A team of researchers at Know-Center, Graz University of Technology, Johannes Kepler University Linz, University of Innsbruck and University of Utrecht (the Netherlands) analysed the accuracy of algorithm-generated music recommendations for listeners of mainstream and non-mainstream music. They used a dataset containing the listening histories of 4,148 users of the music streaming platform Last.fm who listened mostly to non-mainstream music or mostly mainstream music.
„Since more and more music is becoming available via music streaming services, music recommendation systems have become essential for helping users to search, sort and filter extensive music collections. However, the quality of many cutting-edge music recommendation techniques for non-mainstream music users still leaves a lot to be desired. In our study we established that the willingness of a music user to listen to the kinds of music outside of his or her primary music preferences has a positive effect on the quality of recommendations. Thinking out of the box pays off even when it comes to listening to music,“ explained Dominik Kowald, first author of the study and Head of Research Area Social Computing at Know-Center.

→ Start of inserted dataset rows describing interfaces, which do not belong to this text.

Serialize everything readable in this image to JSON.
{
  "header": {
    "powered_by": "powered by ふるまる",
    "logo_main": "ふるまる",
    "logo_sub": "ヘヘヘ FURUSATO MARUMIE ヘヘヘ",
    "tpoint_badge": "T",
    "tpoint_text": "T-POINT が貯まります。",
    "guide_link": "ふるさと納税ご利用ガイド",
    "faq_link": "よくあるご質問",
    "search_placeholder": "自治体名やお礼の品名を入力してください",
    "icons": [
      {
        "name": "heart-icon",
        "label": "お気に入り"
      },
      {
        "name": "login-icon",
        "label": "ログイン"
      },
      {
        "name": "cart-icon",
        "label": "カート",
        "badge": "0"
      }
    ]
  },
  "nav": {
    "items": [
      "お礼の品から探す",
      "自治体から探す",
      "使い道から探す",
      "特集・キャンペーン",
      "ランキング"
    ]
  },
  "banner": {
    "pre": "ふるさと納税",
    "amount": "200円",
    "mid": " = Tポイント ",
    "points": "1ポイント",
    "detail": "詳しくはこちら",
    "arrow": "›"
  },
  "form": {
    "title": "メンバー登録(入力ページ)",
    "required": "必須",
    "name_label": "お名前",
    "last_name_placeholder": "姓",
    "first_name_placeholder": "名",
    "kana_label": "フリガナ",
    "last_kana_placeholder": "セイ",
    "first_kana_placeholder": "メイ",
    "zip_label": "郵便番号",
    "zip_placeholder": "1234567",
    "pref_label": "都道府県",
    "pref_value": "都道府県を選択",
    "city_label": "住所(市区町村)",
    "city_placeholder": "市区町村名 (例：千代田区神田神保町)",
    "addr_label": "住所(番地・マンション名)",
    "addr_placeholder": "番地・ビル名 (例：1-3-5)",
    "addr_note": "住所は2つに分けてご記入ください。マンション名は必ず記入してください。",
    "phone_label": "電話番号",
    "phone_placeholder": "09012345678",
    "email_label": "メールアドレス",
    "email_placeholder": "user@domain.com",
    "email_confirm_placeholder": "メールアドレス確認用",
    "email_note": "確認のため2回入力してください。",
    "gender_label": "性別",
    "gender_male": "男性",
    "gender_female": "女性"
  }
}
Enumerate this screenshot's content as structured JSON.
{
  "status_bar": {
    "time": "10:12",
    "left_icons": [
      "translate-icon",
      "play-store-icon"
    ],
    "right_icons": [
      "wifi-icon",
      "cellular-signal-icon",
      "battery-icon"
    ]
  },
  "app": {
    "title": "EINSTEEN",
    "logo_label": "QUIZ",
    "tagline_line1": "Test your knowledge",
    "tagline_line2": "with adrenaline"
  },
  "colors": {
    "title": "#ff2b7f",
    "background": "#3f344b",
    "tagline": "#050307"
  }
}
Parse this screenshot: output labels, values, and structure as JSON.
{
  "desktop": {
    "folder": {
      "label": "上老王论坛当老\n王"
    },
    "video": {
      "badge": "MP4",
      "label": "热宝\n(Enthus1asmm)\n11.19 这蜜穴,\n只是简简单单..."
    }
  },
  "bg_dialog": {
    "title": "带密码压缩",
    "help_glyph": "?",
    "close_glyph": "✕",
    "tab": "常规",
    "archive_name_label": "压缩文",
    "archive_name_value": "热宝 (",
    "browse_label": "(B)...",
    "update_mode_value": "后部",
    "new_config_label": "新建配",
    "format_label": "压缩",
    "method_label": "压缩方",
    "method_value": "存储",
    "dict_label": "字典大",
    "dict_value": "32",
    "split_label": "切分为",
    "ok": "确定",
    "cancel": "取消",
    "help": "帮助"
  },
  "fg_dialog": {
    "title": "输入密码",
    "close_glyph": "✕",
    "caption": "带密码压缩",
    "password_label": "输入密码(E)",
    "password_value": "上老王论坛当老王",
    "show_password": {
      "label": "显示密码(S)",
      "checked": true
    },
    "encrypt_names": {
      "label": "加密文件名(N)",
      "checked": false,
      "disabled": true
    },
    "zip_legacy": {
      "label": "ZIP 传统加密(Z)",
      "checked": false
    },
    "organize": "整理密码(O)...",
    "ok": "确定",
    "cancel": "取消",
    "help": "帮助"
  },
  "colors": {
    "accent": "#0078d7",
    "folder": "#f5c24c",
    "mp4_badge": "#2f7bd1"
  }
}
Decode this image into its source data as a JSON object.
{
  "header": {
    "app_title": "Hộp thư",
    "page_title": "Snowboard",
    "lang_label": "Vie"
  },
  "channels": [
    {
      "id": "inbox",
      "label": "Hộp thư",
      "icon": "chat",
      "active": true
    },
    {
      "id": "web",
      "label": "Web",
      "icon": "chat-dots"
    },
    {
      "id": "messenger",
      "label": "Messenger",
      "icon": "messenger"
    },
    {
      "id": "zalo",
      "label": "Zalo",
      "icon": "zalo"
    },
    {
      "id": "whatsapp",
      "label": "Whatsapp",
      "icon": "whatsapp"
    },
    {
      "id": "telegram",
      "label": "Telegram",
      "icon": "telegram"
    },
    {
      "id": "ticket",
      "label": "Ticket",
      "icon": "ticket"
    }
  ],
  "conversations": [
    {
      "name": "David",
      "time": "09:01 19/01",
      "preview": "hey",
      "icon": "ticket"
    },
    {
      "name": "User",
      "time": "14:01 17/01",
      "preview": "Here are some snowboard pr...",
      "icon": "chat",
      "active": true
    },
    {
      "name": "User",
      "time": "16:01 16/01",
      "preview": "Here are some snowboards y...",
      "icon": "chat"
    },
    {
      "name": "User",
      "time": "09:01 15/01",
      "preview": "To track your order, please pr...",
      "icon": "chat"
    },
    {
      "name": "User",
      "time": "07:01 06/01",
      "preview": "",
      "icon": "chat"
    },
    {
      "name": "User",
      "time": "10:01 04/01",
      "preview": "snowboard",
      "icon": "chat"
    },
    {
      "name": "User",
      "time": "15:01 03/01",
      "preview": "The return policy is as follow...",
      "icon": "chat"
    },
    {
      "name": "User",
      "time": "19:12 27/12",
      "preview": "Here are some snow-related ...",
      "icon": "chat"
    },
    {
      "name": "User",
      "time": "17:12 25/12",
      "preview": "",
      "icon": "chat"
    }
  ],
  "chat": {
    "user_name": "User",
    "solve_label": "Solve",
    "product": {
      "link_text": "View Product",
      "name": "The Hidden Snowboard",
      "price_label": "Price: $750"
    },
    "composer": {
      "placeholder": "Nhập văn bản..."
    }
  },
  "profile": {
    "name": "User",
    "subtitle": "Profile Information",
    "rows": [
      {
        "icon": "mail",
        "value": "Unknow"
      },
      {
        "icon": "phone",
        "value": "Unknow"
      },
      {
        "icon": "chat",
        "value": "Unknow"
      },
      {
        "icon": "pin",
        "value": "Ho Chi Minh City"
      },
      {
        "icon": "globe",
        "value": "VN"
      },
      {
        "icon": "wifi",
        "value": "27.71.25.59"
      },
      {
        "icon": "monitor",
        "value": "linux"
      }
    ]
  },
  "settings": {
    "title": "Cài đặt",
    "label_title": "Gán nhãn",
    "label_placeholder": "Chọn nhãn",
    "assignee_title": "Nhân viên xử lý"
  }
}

Algorithm categorizes music listeners
“First, we established a computational model for artists, to whom music users listened most frequently. Based on this model, we were able to predict the probability of music users’ liking the music recommended to them by four common music recommendation algorithms. We found that listeners of mainstream music appeared to receive more accurate music recommendations than listeners of non-mainstream music“, stated Elisabeth Lex, the study’s scientific leader and Associate Professor of Applied Computer Science at Graz University of Technology.
Non-mainstream music listeners have been assigned by an algorithm into the following categories based on the types of music they most frequently listened to: users of music genres with only acoustic instruments (e.g. folk), users of high-energy music (e.g. hard rock, hip-hop), users of music with acoustic instruments and no vocals (e.g. ambient), and users of high-energy music with no vocals (electronica).
By comparing each group’s listening histories, the researchers identified users who were most likely to listen to music outside of their preferred genres and the diversity of music genres listened to by each group. Those who mainly listened to music such as ambient were found to be most likely to listen to music preferred by hard rock, folk and electronica listeners as well. Those who mainly listened to high-energy music were least likely to listen to music preferred by folk, electronica and ambient listeners. However, they listened to the widest variety of genres, e.g. hard rock, punk, singer/songwriter and hip-hop.
Biased music recommendation algorithms
By using the computational model, the researchers predicted the probability of various groups of non-mainstream music listeners’ liking the music recommendations generated by the four common music recommendation algorithms. They found that those who listened mainly to high-energy music appeared to receive the least accurate music recommendations and those who mainly listened to ambient get the most.
The authors pointed out potential benefits of their findings for the development of music recommendation systems that will provide more accurate recommendations to non-mainstream music listeners. However, they caution that since the study was based on a sample from Last.fm users, the results may not be representative of all Last.fm users and users of other music streaming platforms.
This research is anchored in the Field of Expertise Information, Communication & Computing, one of the five Fields of Expertise at TU Graz.